Reference number C.BI3/23

Temporary Housing Scheme plan, c.1916

Reference number 1603/12

During the First World War, thousands of Belgians fled from the persecution and devastation of WW1, seeking refuge in France, the Netherlands and the UK.  Nationally, the relief effort was co-ordinated by the War Refugees Committee. By June 1915, the population of Belgian refugees in Britain rose to 265,000.

The North East town of Birtley, situated between Gateshead and Chester le Street, held one of the largest populations of Belgian refugees during wartime. A National Projectile factory was opened in the summer of 1916, providing work for Belgian workers, though under strict military conditions. The Belgian and English communities worked and lived separately, prioritising efficiency by avoiding the assimilation of culture and language.

To cope with the demand of the continual influx of people into the area, a self-contained village was built and named Elizabethville , after the Queen of Belgium.

Belgian family in Elizabethsville, c.1915

 A family residing in Elizabethville, c.1916

Uniquely, Belgian law applied in the village which was protected by Belgian gendarmes around the outskirts. Inside village amenities included a school, family units, hostels for single men, a market, a butcher, a restaurant, a hairdresser, a photographer, public laundries and a church.

By 1917, the Elizabethville community peaked to 6,000.

Interior of church in the Elizabethville estate, housing the refugee Belgian community

  The interior of the Elizabethville church.

On 21st December 1916, a large community dispute arose from mounting frustration and tension related to housing conditions, employment issues and the strict military discipline imposed. This particularly affected men in the munitions factories. As a result, rules were relaxed under the difficult conditions.
After the war, the majority of Belgian refugees were deported back to their homes in quick succession.  Only 30 Belgians remained in Birtley and over the years that followed Elizabethville gradually succumbed to new urban developments.

Read this ...

Simon Fowler and Keith Gregson, Bloody Belgians! Ancestors magazine, pages 43-49, May 2005

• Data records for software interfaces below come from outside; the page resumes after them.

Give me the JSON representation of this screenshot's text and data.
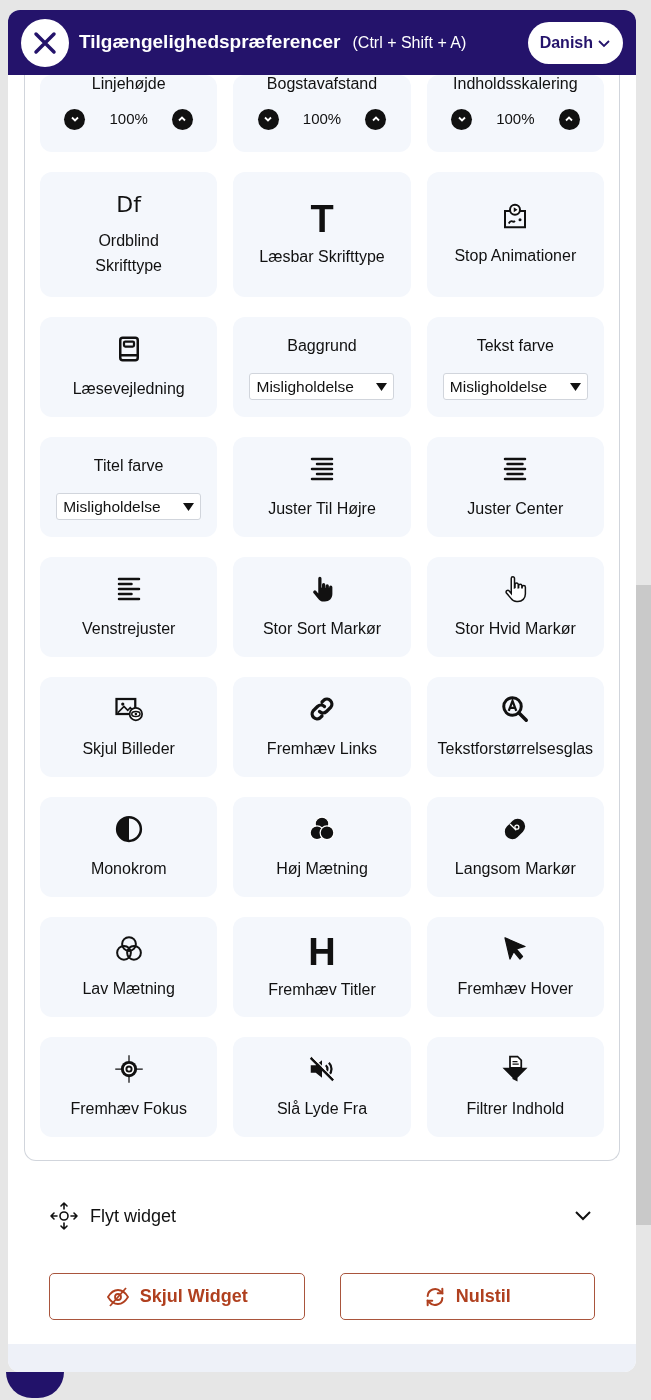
{
  "header": {
    "title": "Tilgængelighedspræferencer",
    "shortcut": "(Ctrl + Shift + A)",
    "language": "Danish"
  },
  "tiles": [
    {
      "kind": "stepper",
      "label": "Linjehøjde",
      "value": "100%"
    },
    {
      "kind": "stepper",
      "label": "Bogstavafstand",
      "value": "100%"
    },
    {
      "kind": "stepper",
      "label": "Indholdsskalering",
      "value": "100%"
    },
    {
      "kind": "toggle",
      "glyph": "Df",
      "label": "Ordblind Skrifttype"
    },
    {
      "kind": "toggle",
      "glyph": "T",
      "label": "Læsbar Skrifttype"
    },
    {
      "kind": "toggle",
      "label": "Stop Animationer"
    },
    {
      "kind": "toggle",
      "label": "Læsevejledning"
    },
    {
      "kind": "select",
      "label": "Baggrund",
      "value": "Misligholdelse"
    },
    {
      "kind": "select",
      "label": "Tekst farve",
      "value": "Misligholdelse"
    },
    {
      "kind": "select",
      "label": "Titel farve",
      "value": "Misligholdelse"
    },
    {
      "kind": "toggle",
      "label": "Juster Til Højre"
    },
    {
      "kind": "toggle",
      "label": "Juster Center"
    },
    {
      "kind": "toggle",
      "label": "Venstrejuster"
    },
    {
      "kind": "toggle",
      "label": "Stor Sort Markør"
    },
    {
      "kind": "toggle",
      "label": "Stor Hvid Markør"
    },
    {
      "kind": "toggle",
      "label": "Skjul Billeder"
    },
    {
      "kind": "toggle",
      "label": "Fremhæv Links"
    },
    {
      "kind": "toggle",
      "label": "Tekstforstørrelsesglas"
    },
    {
      "kind": "toggle",
      "label": "Monokrom"
    },
    {
      "kind": "toggle",
      "label": "Høj Mætning"
    },
    {
      "kind": "toggle",
      "label": "Langsom Markør"
    },
    {
      "kind": "toggle",
      "label": "Lav Mætning"
    },
    {
      "kind": "toggle",
      "glyph": "H",
      "label": "Fremhæv Titler"
    },
    {
      "kind": "toggle",
      "label": "Fremhæv Hover"
    },
    {
      "kind": "toggle",
      "label": "Fremhæv Fokus"
    },
    {
      "kind": "toggle",
      "label": "Slå Lyde Fra"
    },
    {
      "kind": "toggle",
      "label": "Filtrer Indhold"
    }
  ],
  "move_widget": {
    "label": "Flyt widget",
    "expanded": false
  },
  "buttons": [
    {
      "kind": "hide",
      "label": "Skjul Widget"
    },
    {
      "kind": "reset",
      "label": "Nulstil"
    }
  ]
}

Joseph Schleisnger and Douglas McMurtie (edited by John Bygate) The Birtley Belgians: A History of Elizabethsville (North East Education about Europe, 1990)


Available from Tyne and Wear Archives Service (Reference only)